The filibuster’s  precarious relationship to democracy is sharply illuminated by a brief historical detour, which  makes it is strikingly clear that by being reduced to a political speech act, contemporary filibustering has been completely domesticated.

The first people to earn the title of filibusteros were pirates who pillaged the Spanish colonies in the West Indies as far back as the 16th century; Filibustiers as the French called them. We can trace the term back to the Dutch vrijbuiter to uncover an etymological treasure: vrij = free, and buit = booty. Free booty. Filibusters are freebooters, people who take the world to be theirs to freely boot. This concept of the-world-as-mine–to-pillage evidently motivated the 19th century practice of filibustering, which by then referred to a person engaging in unauthorised warfare against a foreign country.

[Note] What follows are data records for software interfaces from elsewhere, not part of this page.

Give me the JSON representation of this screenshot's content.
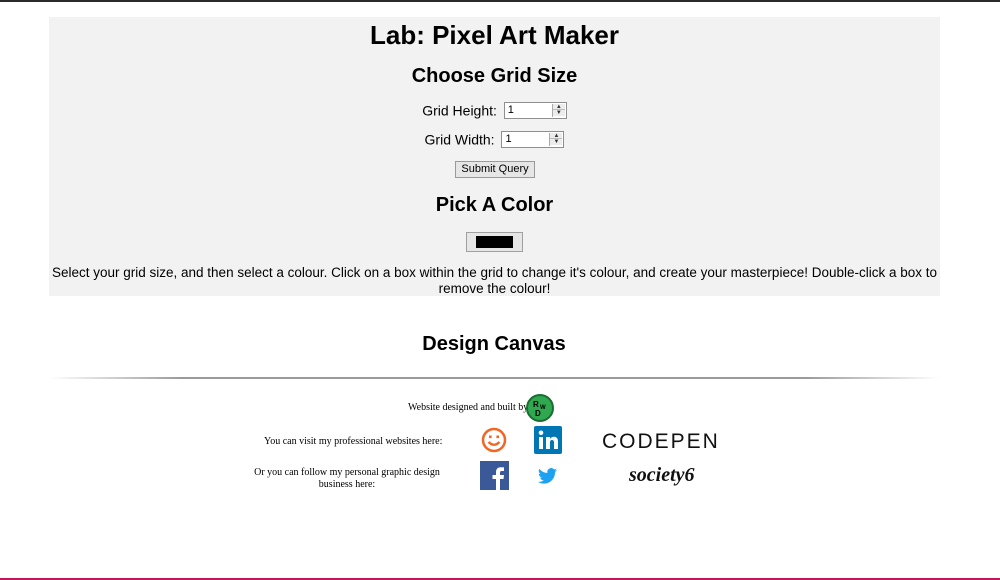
{
  "header": {
    "title": "Lab: Pixel Art Maker",
    "grid_section_title": "Choose Grid Size",
    "color_section_title": "Pick A Color"
  },
  "grid_form": {
    "height_label": "Grid Height:",
    "height_value": "1",
    "width_label": "Grid Width:",
    "width_value": "1",
    "submit_label": "Submit Query"
  },
  "color_picker": {
    "selected_color": "#000000"
  },
  "instructions": "Select your grid size, and then select a colour. Click on a box within the grid to change it's colour, and create your masterpiece! Double-click a box to remove the colour!",
  "canvas": {
    "title": "Design Canvas"
  },
  "footer": {
    "credit_text": "Website designed and built by",
    "visit_text": "You can visit my professional websites here:",
    "follow_text": "Or you can follow my personal graphic design business here:",
    "codepen_wordmark": "CODEPEN",
    "society6_wordmark": "society6",
    "rwd_logo_text": "RWD"
  },
  "colors": {
    "panel_bg": "#f2f2f2",
    "linkedin": "#0077b5",
    "facebook": "#3b5998",
    "twitter": "#1da1f2",
    "smile": "#f26522",
    "rwd_logo": "#2fa84f"
  }
}
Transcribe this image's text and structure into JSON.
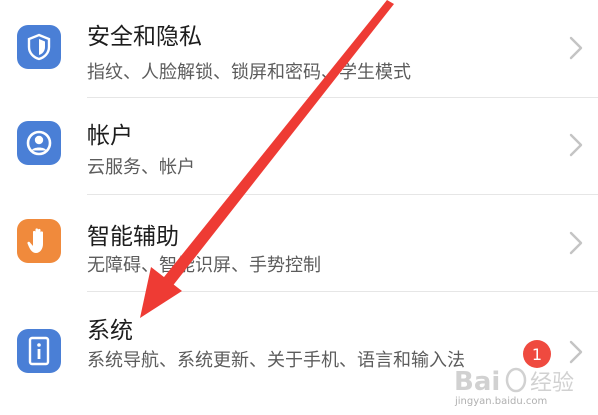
{
  "settings": {
    "items": [
      {
        "icon": "shield-icon",
        "icon_color": "#4a7fd6",
        "title": "安全和隐私",
        "subtitle": "指纹、人脸解锁、锁屏和密码、学生模式"
      },
      {
        "icon": "account-icon",
        "icon_color": "#4a7fd6",
        "title": "帐户",
        "subtitle": "云服务、帐户"
      },
      {
        "icon": "hand-icon",
        "icon_color": "#f08a3c",
        "title": "智能辅助",
        "subtitle": "无障碍、智能识屏、手势控制"
      },
      {
        "icon": "system-icon",
        "icon_color": "#4a7fd6",
        "title": "系统",
        "subtitle": "系统导航、系统更新、关于手机、语言和输入法",
        "badge": "1"
      }
    ]
  },
  "overlay": {
    "annotation": "red-arrow-pointing-to-system",
    "arrow_color": "#ee3b34",
    "watermark_logo": "Bai 经验",
    "watermark_url": "jingyan.baidu.com"
  }
}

The racketeer colonialist William Walker is the exemplary historical filibuster in this sense. Beginning in Mexico in 1853, he led numerous privately-funded military campaigns into Latin America as part of his grandiose scheme to create a slave-holding empire. He took control of Nicaragua until defeat in 1856 eventually saw him repatriated and tried for engaging in illegal war, a charge that took the pro-filibustering and Manifest Destiny-obsessed jury a mere eight minutes to acquit him of. Emboldened to not let the grey legalities of his private conquests get in the way, Walker went back to Latin America, where his filibustering pissed off the British admiralty enough to seize him and hand him over to the Hondurans who promptly executed him. That he was 36 when he died goes to show that at least one thing hasn’t changed about the filibuster: it’s a game only for the fighting fit.

In 1889, a legislator using long-windedness as an obstructionist tactic was accused of being a filibuster, and by 1890 the 19th century military adventurist had become the domesticated political windbag of the 20th century. Being a political talk artist may lack some of the grandeur of pirates and illegal warfare, but as Wendy Davis has reminded us, the power still available to humans by way of the spoken word makes contemporary filibustering relevant to anyone with a critical and social consciousness.

Nick Keys is an artist in Sydney’s Underbelly Arts Lab & Festival 2013; this piece is an edited extract from an exploration into the related forms of filibustering and durational art. Read more here.